Post-secondary students can currently claim three primary tax credits to help them reduce their tax bills: the tuition, education and textbook credits. The tuition credit is a non-refundable credit and is worth 15 per cent of the amount of tuition fees, without limit. The education amount is a 15 per cent non-refundable federal credit of $400 for each month of full-time post-secondary education, or $120/month for each month of part-time schooling. The textbook amount is a similar credit, only available if you can claim the education amount and is worth $9.75 per month for full-time post-secondary attendance or $3 per month for part-time schooling.
If the student does not have sufficient income to use the credits in the year of attendance, up to $5,000 can be claimed by the student’s spouse or partner, or supporting parent or grandparent. Any remaining amount can be carried forward for use by the student in a future year.
The Liberal’s 2016 budget announced the elimination of the education and textbook tax credits effective Jan. 1, 2017. No changes were made to the tuition tax credit and the carry-forward rules will continue to apply for education and textbook tax credits (as well as the tuition credit) that arose prior to 2017 but have not been claimed.
The tuition tax credit is also available to a Canadian student in full-time attendance at a university outside of Canada in a course leading to a degree to the extent that the tuition fees are paid for a course of at least three consecutive weeks. (There is no minimum duration requirement when the program is taken at a Canadian school.)
A tax case decided last month involved a student enrolled in a U.S. university who tried to claim a tuition credit for her tuition fees. The sole issue in the case was whether or not the student was in full-time attendance at the school. The university itself indicated her attendance as “part-time” on the Canada Revenue Agency slip.
Throughout the year in question, the student had a full-time job, consisting of 37.5 hours of work at pharmacy as well as working full days every other Sunday. In determining whether her attendance should be considered full-time or part-time, she tried to include her travel time to the U.S., which the judge did “not think is appropriate to consider as part of attendance, whether full-time or part-time.”
The student maintained that she spent two or three hours, five days a week, at courses, doing course work, studying and doing course readings, totaling about 12.5 hours weekly.
The “syllabus hours” for the three courses she took during the year (one each semester), however, showed that the “hours equivalency guidelines” for instruction learning activities, excluding individual study hours, ranged between five to seven hours per week in the first semester and 9.25 hours “at best, on a liberal interpretation” for the second and third semesters.

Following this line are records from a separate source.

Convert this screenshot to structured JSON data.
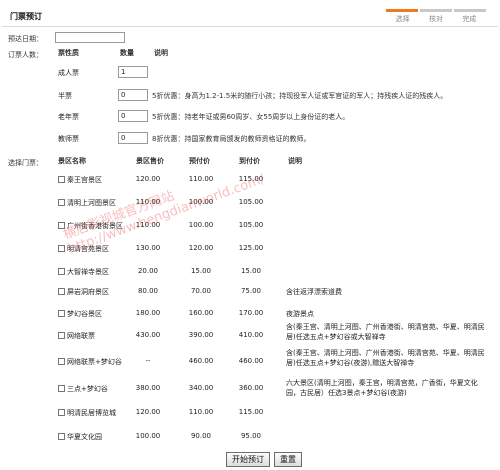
{
  "header": {
    "title": "门票预订",
    "steps": [
      {
        "label": "选择",
        "active": true
      },
      {
        "label": "核对",
        "active": false
      },
      {
        "label": "完成",
        "active": false
      }
    ]
  },
  "arrival": {
    "label": "预达日期：",
    "value": ""
  },
  "tickets": {
    "section_label": "订票人数：",
    "headers": {
      "type": "票性质",
      "qty": "数量",
      "desc": "说明"
    },
    "rows": [
      {
        "name": "成人票",
        "qty": "1",
        "desc": ""
      },
      {
        "name": "半票",
        "qty": "0",
        "desc": "5折优惠：身高为1.2-1.5米的随行小孩；持现役军人证或军官证的军人；持残疾人证的残疾人。"
      },
      {
        "name": "老年票",
        "qty": "0",
        "desc": "5折优惠：持老年证或男60周岁、女55周岁以上身份证的老人。"
      },
      {
        "name": "教师票",
        "qty": "0",
        "desc": "8折优惠：持国家教育局颁发的教师资格证的教师。"
      }
    ]
  },
  "spots": {
    "section_label": "选择门票：",
    "headers": {
      "name": "景区名称",
      "price": "景区售价",
      "booking": "预付价",
      "arrival": "到付价",
      "desc": "说明"
    },
    "rows": [
      {
        "name": "秦王宫景区",
        "price": "120.00",
        "booking": "110.00",
        "arrival": "115.00",
        "desc": ""
      },
      {
        "name": "清明上河图景区",
        "price": "110.00",
        "booking": "100.00",
        "arrival": "105.00",
        "desc": ""
      },
      {
        "name": "广州街香港街景区",
        "price": "110.00",
        "booking": "100.00",
        "arrival": "105.00",
        "desc": ""
      },
      {
        "name": "明清宫苑景区",
        "price": "130.00",
        "booking": "120.00",
        "arrival": "125.00",
        "desc": ""
      },
      {
        "name": "大智禅寺景区",
        "price": "20.00",
        "booking": "15.00",
        "arrival": "15.00",
        "desc": ""
      },
      {
        "name": "屏岩洞府景区",
        "price": "80.00",
        "booking": "70.00",
        "arrival": "75.00",
        "desc": "含往返浮漂索道费"
      },
      {
        "name": "梦幻谷景区",
        "price": "180.00",
        "booking": "160.00",
        "arrival": "170.00",
        "desc": "夜游景点"
      },
      {
        "name": "网络联票",
        "price": "430.00",
        "booking": "390.00",
        "arrival": "410.00",
        "desc": "含(秦王宫、清明上河图、广州香港街、明清宫苑、华夏、明清民居)任选五点+梦幻谷或大智禅寺"
      },
      {
        "name": "网络联票+梦幻谷",
        "price": "--",
        "booking": "460.00",
        "arrival": "460.00",
        "desc": "含(秦王宫、清明上河图、广州香港街、明清宫苑、华夏、明清民居)任选五点+梦幻谷(夜游),赠送大智禅寺"
      },
      {
        "name": "三点+梦幻谷",
        "price": "380.00",
        "booking": "340.00",
        "arrival": "360.00",
        "desc": "六大景区(清明上河图，秦王宫，明清宫苑，广香街，华夏文化园，古民居）任选3景点+梦幻谷(夜游)"
      },
      {
        "name": "明清民居博览城",
        "price": "120.00",
        "booking": "110.00",
        "arrival": "115.00",
        "desc": ""
      },
      {
        "name": "华夏文化园",
        "price": "100.00",
        "booking": "90.00",
        "arrival": "95.00",
        "desc": ""
      }
    ]
  },
  "buttons": {
    "submit": "开始预订",
    "reset": "重置"
  },
  "watermark": {
    "line1": "横店影视城官方网站",
    "line2": "http://www.hengdianworld.com/"
  },
  "colors": {
    "step_active": "#f07b1d",
    "step_inactive": "#c8c8c8",
    "watermark": "#e44444"
  }
}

The Judge concluded that the students’ individual study hours were not the same as instructional hours “but rather reflect additional student work outside of instructional hours in a normal university setting.”
As a result, the judge ruled that, since she wasn’t in school full-time, she couldn’t claim the tuition credit.